According to the Citizens Budget Commission, a nonprofit fiscal watchdog, NYCHA’s operating costs per unit have grown about 50 percent since 2013 and exceed those of other types of affordable housing. The federal agreement and the increasing costs of benefits and overtime are the major reasons for the increase, said Sean Campion, the commission’s director of housing and economic development studies.
Rent is generally capped at 30 percent of a resident’s income and adjusted if a household’s income goes up or down. From 2019 through 2021, the agency received more than 500,000 requests for rent adjustments.
Even with many adjustments made, the total sum of rent owed has continued to increase.
“Some folks got misinformed that they didn’t have to pay; there would be emergency funding available and they wouldn’t have to pay,” Mr. Kaiser said. “I think in other instances, the eviction moratorium kind of served as a protection in the minds of some, that they would not be evicted, and therefore they would not pay their rent.”
One of the main problems lies in how New York legislators designed the state’s now-depleted pandemic rent relief program. Public housing tenants were given the lowest priority of those eligible for assistance because legislators figured they had access to other safety nets.
NYCHA residents still applied for at least $130 million worth of aid — but they received none. Leaders in the State Legislature and Gov. Kathy Hochul have not made any commitments to provide more funds, and a replenishment of the federal pot is unlikely now that Republicans, who have frequently criticized NYCHA, control the House of Representatives.
That means for tens of thousands of NYCHA residents who are already dealing with the effects of deteriorating buildings, owed back rent is now a new source of constant anxiety.

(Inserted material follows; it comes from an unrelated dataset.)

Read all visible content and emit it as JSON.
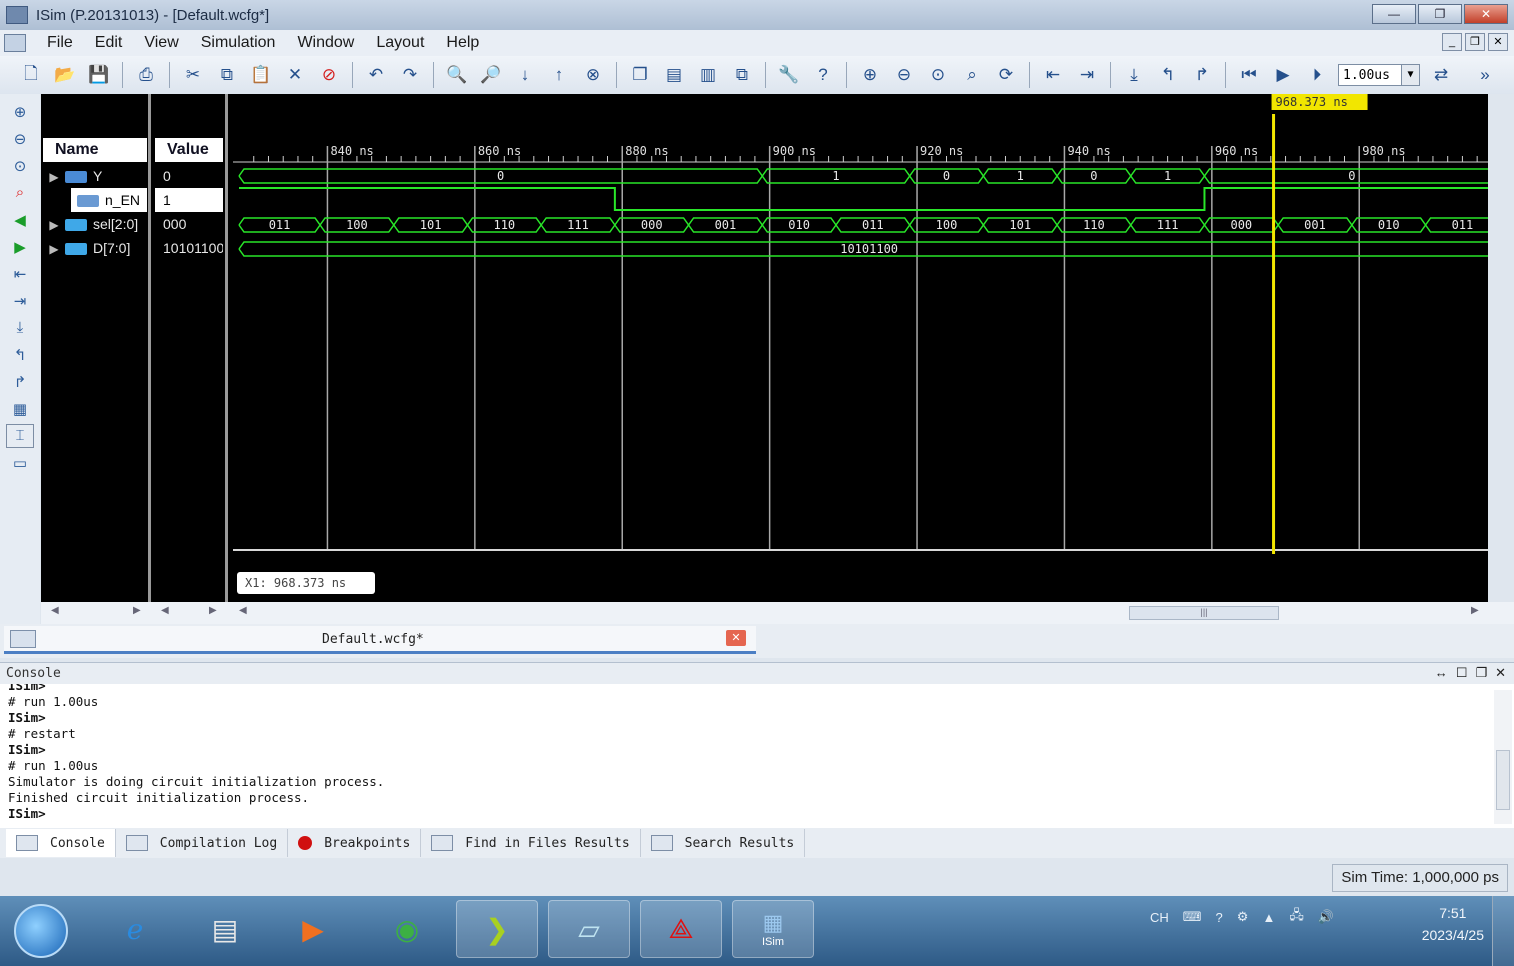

Stacey Rollins, 56, has lived in the Robert F. Wagner Houses in East Harlem her whole life. But during the pandemic, Ms. Rollins, who works overnight shifts for NYCHA taking calls from residents about emergencies, struggled to cover rent while also paying for her daughter’s college tuition. She eventually amassed a debt of roughly $15,000 for about 12 months of missed payments. It was her first time owing back rent, she said.

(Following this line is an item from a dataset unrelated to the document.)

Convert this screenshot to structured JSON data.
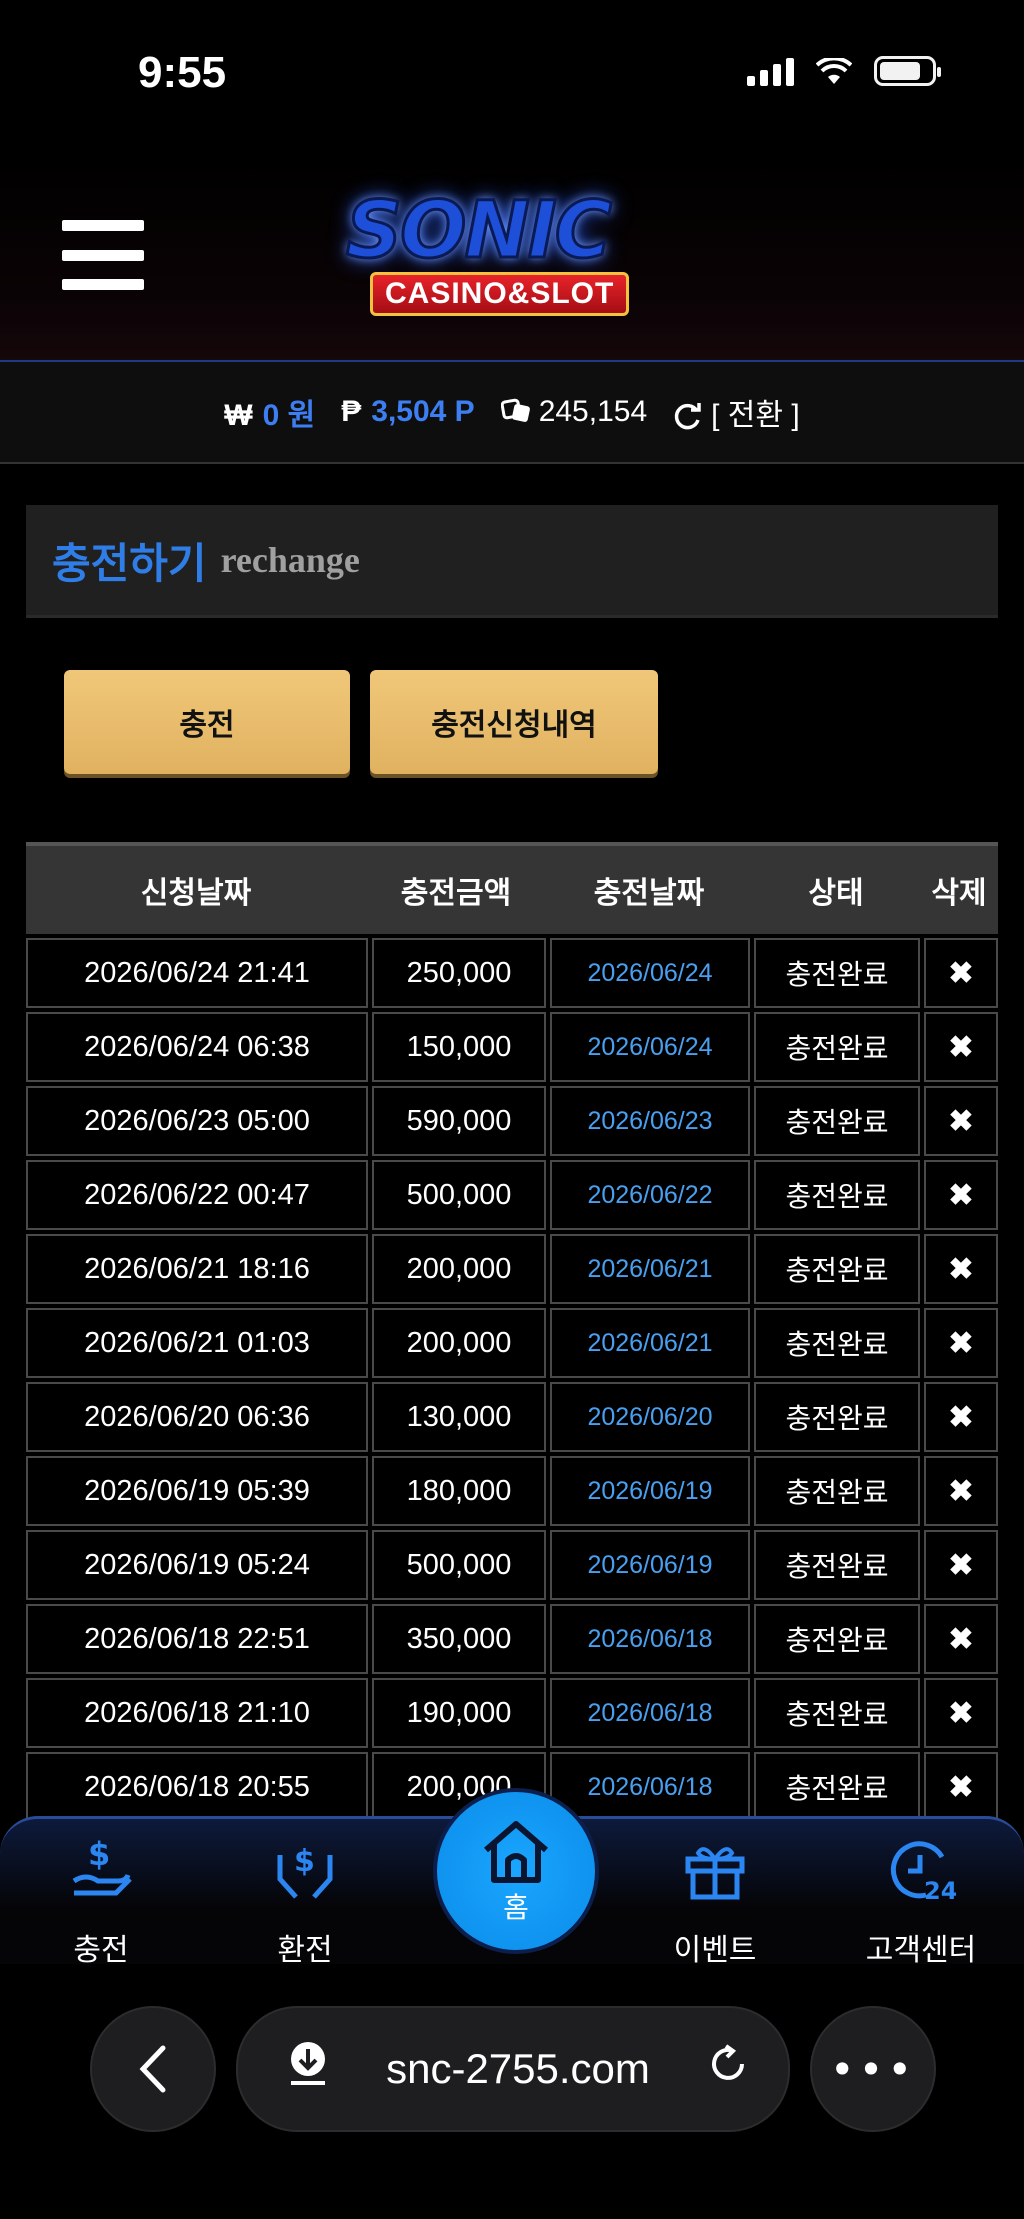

Ms. Rollins still owes about $9,000. She applied for rent relief in early 2021, but was told there would be no money coming.
“I know there’s no help out there,” she said. “I’m going to just concentrate on having tunnel vision right now, just trying to make it up.”

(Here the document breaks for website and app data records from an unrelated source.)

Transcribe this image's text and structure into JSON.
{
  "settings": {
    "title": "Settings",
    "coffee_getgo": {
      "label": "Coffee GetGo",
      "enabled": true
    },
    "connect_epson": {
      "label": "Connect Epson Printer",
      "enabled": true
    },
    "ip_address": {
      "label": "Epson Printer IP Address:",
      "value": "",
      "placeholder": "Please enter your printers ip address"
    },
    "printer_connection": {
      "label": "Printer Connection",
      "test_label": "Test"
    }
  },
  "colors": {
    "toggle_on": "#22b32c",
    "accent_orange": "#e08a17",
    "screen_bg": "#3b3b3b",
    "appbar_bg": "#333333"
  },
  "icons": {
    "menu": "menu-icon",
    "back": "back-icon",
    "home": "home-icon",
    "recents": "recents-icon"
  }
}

Luis Henriquez Carrero, the litigation director at Manhattan Legal Services, a nonprofit that represents tenants in court, said some residents were finding it difficult to figure out how much rent they owed and whether some of it could be abated for repair issues or covered by city aid programs.
In the past, he said, those disputes would often have been litigated in housing court, but NYCHA largely stopped suing tenants for unpaid rent in 2022 and reformed how it approaches evictions.
Agency officials said it was unlikely that filing court cases would have made a huge dent in addressing unpaid rent. They said they were working on better ways to connect residents to aid programs.
In some cases, there are disputes about how much rent is actually owed. Last year, NYCHA paid $190,000 as part of a settlement with a group of residents who accused the agency of miscalculating rents.
Jenice Zayas, who lives in the Lehman Village Houses in East Harlem, said she recently received a bill saying she owed $13,000. But Ms. Zayas, 49, said the bill did not reflect a nearly $7,000 rent abatement she was promised after she sued NYCHA in housing court to try to get repairs done in her apartment.
NYCHA, however, said that it had already applied rent abatements and credits totaling almost $9,500, and that there were no other abatements that had been agreed to. The agency said that it had been prevented from entering the apartment to make repairs.
When combined with the routine elevator outages, leaks and hot-water problems, Ms. Zayas, who is unemployed but studying to become a yoga instructor, said the rent situation was another blow. Ms. Zayas, who lives with her 17-year-old son, has also applied for rent relief.
“At this point, it’s beyond just mental health,” she said. “It’s just overall quality of life.”